It’s summertime and school is out, but summer vacation for college students isn’t quite like high school. You can’t just lounge around the pool for three months — you’ve got to save money for tuition, textbooks and living expenses while class is out. It’s time for off-duty students to find summer jobs.
The problem is that as a college student, you’re probably lacking in both education and relevant work experience. This means there’s a chance you’ll end up working at the mall with your friends folding t-shirts all summer, which can a fun summer job in its own way, but it doesn’t pay very well.
If you really want to sock away some cash for next semester, keep your eyes on work that’s not necessarily for the faint of heart, but pays well. The highest-paying summer jobs can be seriously difficult.
1. Commercial Fishing
If you’re willing to really work hard, commercial fishing is a great way to make some decent cash on summer vacation. The work is seasonal, so no one cares that you aren’t going to be there after Labor Day.
While commercial fishing is an adventure, it’s not the high-paying gig you see on the Discovery Channel — casual employees like you don’t generally get a percentage of the catch, but rather an hourly wage. The Bureau of Labor Statistics pegs the average hourly wage at $12.30 an hour. Still, it’s a great story to tell your buddies when you get back to school in September. (Photo: echoforsberg)
A way better way to make money is by working construction for the summer. There are more jobs and the average pay is nearly twice that of what commercial fishing pays. It’s not difficult to find summer jobs in construction, thought the job market has fallen off a bit since the recent housing market crash. Still, it’s one of the highest-paying summer jobs and if you and your friends do it together it will be a lot more tolerable. (Photo: kyz)

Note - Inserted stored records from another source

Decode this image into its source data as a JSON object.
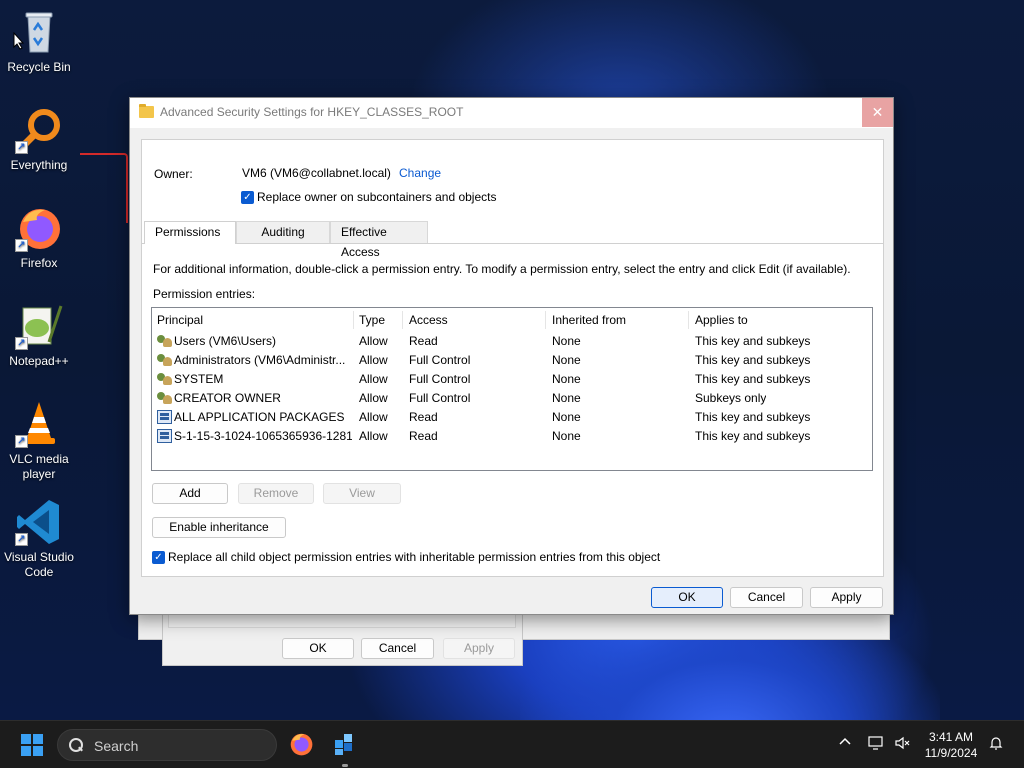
{
  "desktop": {
    "icons": [
      {
        "label": "Recycle Bin",
        "icon": "recycle-bin-icon"
      },
      {
        "label": "Everything",
        "icon": "everything-search-icon"
      },
      {
        "label": "Firefox",
        "icon": "firefox-icon"
      },
      {
        "label": "Notepad++",
        "icon": "notepad-plus-plus-icon"
      },
      {
        "label": "VLC media player",
        "icon": "vlc-cone-icon"
      },
      {
        "label": "Visual Studio Code",
        "icon": "vscode-icon"
      }
    ]
  },
  "background_dialog": {
    "ok_label": "OK",
    "cancel_label": "Cancel",
    "apply_label": "Apply"
  },
  "dialog": {
    "title": "Advanced Security Settings for HKEY_CLASSES_ROOT",
    "close_symbol": "✕",
    "owner": {
      "label": "Owner:",
      "value": "VM6 (VM6@collabnet.local)",
      "change_link": "Change"
    },
    "replace_owner_checkbox": {
      "label": "Replace owner on subcontainers and objects",
      "checked": true
    },
    "tabs": [
      {
        "label": "Permissions",
        "active": true
      },
      {
        "label": "Auditing",
        "active": false
      },
      {
        "label": "Effective Access",
        "active": false
      }
    ],
    "info_text": "For additional information, double-click a permission entry. To modify a permission entry, select the entry and click Edit (if available).",
    "entries_label": "Permission entries:",
    "columns": [
      "Principal",
      "Type",
      "Access",
      "Inherited from",
      "Applies to"
    ],
    "entries": [
      {
        "principal": "Users (VM6\\Users)",
        "type": "Allow",
        "access": "Read",
        "inherited": "None",
        "applies": "This key and subkeys",
        "icon": "users-icon"
      },
      {
        "principal": "Administrators (VM6\\Administr...",
        "type": "Allow",
        "access": "Full Control",
        "inherited": "None",
        "applies": "This key and subkeys",
        "icon": "users-icon"
      },
      {
        "principal": "SYSTEM",
        "type": "Allow",
        "access": "Full Control",
        "inherited": "None",
        "applies": "This key and subkeys",
        "icon": "users-icon"
      },
      {
        "principal": "CREATOR OWNER",
        "type": "Allow",
        "access": "Full Control",
        "inherited": "None",
        "applies": "Subkeys only",
        "icon": "users-icon"
      },
      {
        "principal": "ALL APPLICATION PACKAGES",
        "type": "Allow",
        "access": "Read",
        "inherited": "None",
        "applies": "This key and subkeys",
        "icon": "app-package-icon"
      },
      {
        "principal": "S-1-15-3-1024-1065365936-1281...",
        "type": "Allow",
        "access": "Read",
        "inherited": "None",
        "applies": "This key and subkeys",
        "icon": "app-package-icon"
      }
    ],
    "buttons": {
      "add": "Add",
      "remove": "Remove",
      "view": "View",
      "enable_inheritance": "Enable inheritance",
      "ok": "OK",
      "cancel": "Cancel",
      "apply": "Apply"
    },
    "replace_child_checkbox": {
      "label": "Replace all child object permission entries with inheritable permission entries from this object",
      "checked": true
    }
  },
  "taskbar": {
    "search_placeholder": "Search",
    "time": "3:41 AM",
    "date": "11/9/2024"
  }
}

3. Post Office
Working at the post office over the summer pays pretty well — between $10 and $15 per hour on average. Still, beyond pay there are some perks to the fun summer jobs at the post office. First, you’ll probably be sorting or delivering mail, so for the student who doesn’t want to work with the public, this can be an ideal, though it also tends to be a monotonous and sometimes backbreaking job.
You’re also listing experience at the post office on your resume, which is attractive to prospective employers and might help you get a job after college. Post office jobs are hard to come by, but have great benefits, so it’s something to consider. (Photo: BrianAlexander)

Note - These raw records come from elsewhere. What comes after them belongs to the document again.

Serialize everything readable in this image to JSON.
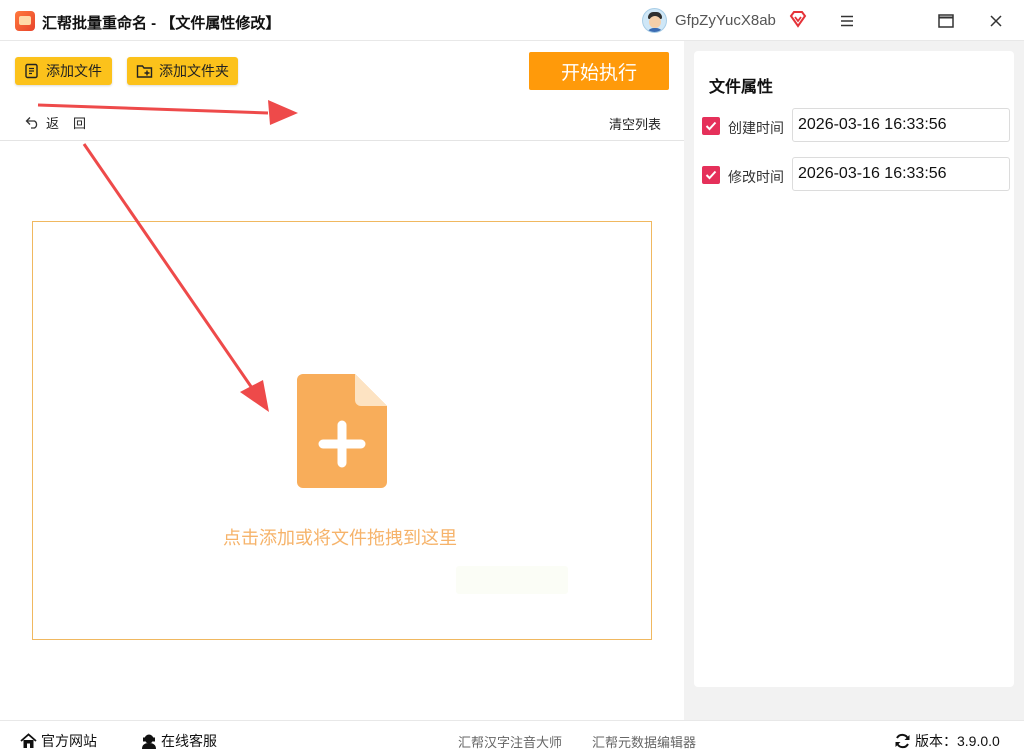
{
  "titlebar": {
    "title": "汇帮批量重命名 - 【文件属性修改】",
    "username": "GfpZyYucX8ab"
  },
  "toolbar": {
    "add_file": "添加文件",
    "add_folder": "添加文件夹",
    "start": "开始执行",
    "back": "返回",
    "clear_list": "清空列表"
  },
  "dropzone": {
    "hint": "点击添加或将文件拖拽到这里"
  },
  "right_panel": {
    "title": "文件属性",
    "rows": [
      {
        "label": "创建时间",
        "value": "2026-03-16 16:33:56",
        "checked": true
      },
      {
        "label": "修改时间",
        "value": "2026-03-16 16:33:56",
        "checked": true
      }
    ]
  },
  "statusbar": {
    "website": "官方网站",
    "support": "在线客服",
    "link1": "汇帮汉字注音大师",
    "link2": "汇帮元数据编辑器",
    "version": "版本：3.9.0.0"
  },
  "colors": {
    "accent_yellow": "#fcc21b",
    "accent_orange": "#ff9a0a",
    "checkbox": "#e5305a",
    "drop_icon": "#f8ad5a",
    "annotation_arrow": "#ee4a4a"
  },
  "icons": [
    "app-icon",
    "avatar",
    "vip-icon",
    "menu-icon",
    "maximize-icon",
    "close-icon",
    "add-file-icon",
    "add-folder-icon",
    "back-icon",
    "file-plus-icon",
    "home-icon",
    "support-icon",
    "refresh-icon"
  ]
}
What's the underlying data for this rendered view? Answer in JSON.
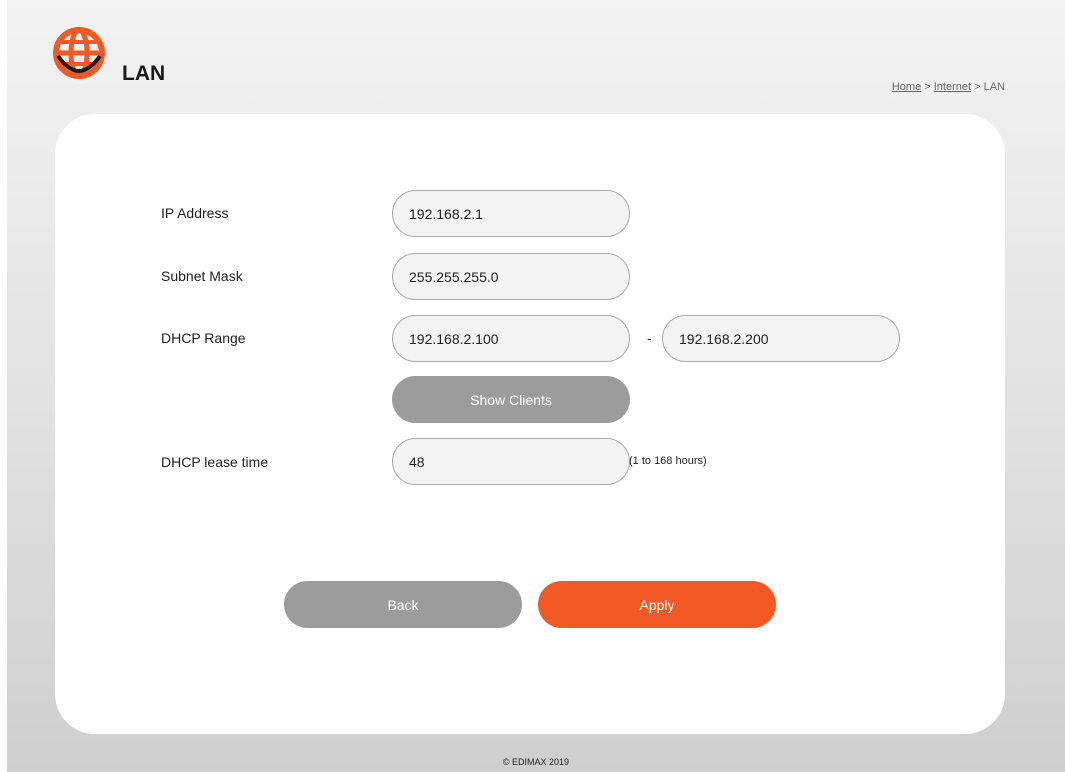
{
  "header": {
    "logo_icon": "globe-icon",
    "accent_color": "#f15a24",
    "title": "LAN",
    "breadcrumb": {
      "home": "Home",
      "sep1": " > ",
      "internet": "Internet",
      "sep2": " > ",
      "current": "LAN"
    }
  },
  "form": {
    "ip_address": {
      "label": "IP Address",
      "value": "192.168.2.1"
    },
    "subnet_mask": {
      "label": "Subnet Mask",
      "value": "255.255.255.0"
    },
    "dhcp_range": {
      "label": "DHCP Range",
      "start": "192.168.2.100",
      "separator": "-",
      "end": "192.168.2.200"
    },
    "show_clients_label": "Show Clients",
    "lease_time": {
      "label": "DHCP lease time",
      "value": "48",
      "hint": "(1 to 168 hours)"
    }
  },
  "actions": {
    "back_label": "Back",
    "apply_label": "Apply"
  },
  "footer": {
    "copyright": "© EDIMAX 2019"
  }
}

4. Food Service
Forget about working at McDonald’s for the summer. You can find summer jobs in far better places in the food service industry. Getting on at a busy restaurant or in catering is a great way to make some scratch and you can often carry the job with you to college. Most restaurants only care if you have relevant experience — where else can you make $100 for a few hours of work? Start wherever you can with an eye on becoming a bar-back or a bartender — that’s where the real money is. (Photo: Infrogmation)
If you’re a young adult with babysitting experience, being a nanny for the summer might be for you. Keep in mind that being a nanny is like being a babysitter on steroids — you aren’t just watching the kids for a few hours. You’re effectively a surrogate parent for a few hours every day, often juggling several kids rather than just one. And they’re going to range in age from very young to tween. So be prepared for a more grueling workload than you’re generally used to, but a paycheck commensurate with that extra work.

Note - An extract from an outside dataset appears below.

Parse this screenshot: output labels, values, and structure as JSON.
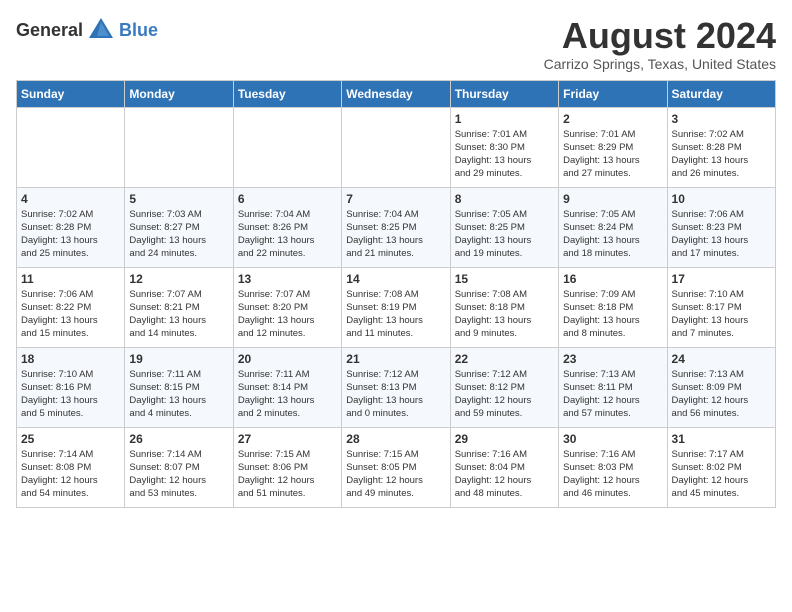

The one down side? You’re competing with immigrant labor that is often happy to defer a huge chunk of their income for room and board. (Photo: surlygirl)